1. The number of guest worker visas should be keyed to jobs growth in the United States. If Jobs growth relative to the workforce of American citizenship shrinks, then the number of guest worker visas should be gradually curtailed.
2. Guest worker visas should not be offered to work in geographic areas in which US citizens are moving out.
3. Companies sponsoring guest worker visas should bear responsibility and full civil liability for the criminal actions and accidents of their guest worker employees and their dependents, including all costs of prosecution, legal defense, and imprisonment.
4. Any guest worker should be able to return home at any time at employer expense. Guest workers returning after being denied citizenship should be provided a generous resettlement allowance at employer expense.
5. Guest worker visa fees should be raised to include funding for legal fees so that it is more difficult for employers to legally abuse these vulnerable employees.
6. Free medical, dental and vision care should be provided at employer expense to all guest workers and their dependents both in the US and Mexico so that the cost will no longer fall on emergency rooms and hospital overhead.
7. All children of guest workers shall be educated in the guest workers home country, or the employer shall reimburse the schools for the cost of their education in the US.
8. The IRS and SSA should immediately start reporting likely use of false Social Security Numbers to employers and require the employer to sort this out.
9. Employers should pay the fair market value for the visas they sponsor. Those visas should be priced so that they are always readily available. This might be done by an auction of the fixed supply of visas—or simply rasing prices of the visas gradually until some are unused.

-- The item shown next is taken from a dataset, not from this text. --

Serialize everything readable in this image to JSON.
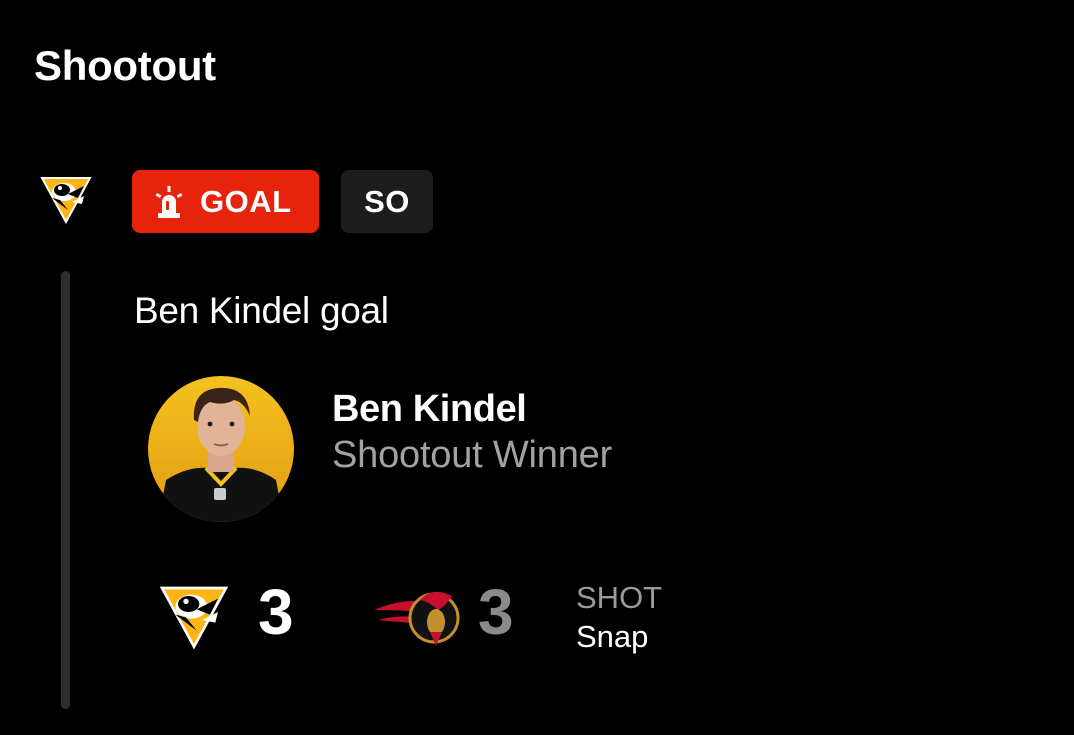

I really find this whole practice of using US citizenship as a corporate benefit highly offensive. However, these are basic protections that I would like to think that any conscientious senator would be hard pressed to object to.
They may claim that this bill isn't going to be used to replace US workers—and if it isn't the first clauses wouldn't kick in. They may claim that the guest workers aren't going to be abused-so why wouldn't they acception the protections I'm suggesting? They may claim that guest workers will not place additional burdens on the infrastructure, then the corporations shouldn't mind paying to ensure that at least some of the public costs are covered. They may claim it isn't a subsidy to business, then they shouldn't object to having businesses pay fair marked value for guestworker visas.
And, if they object to these amendments, then what does that say about them?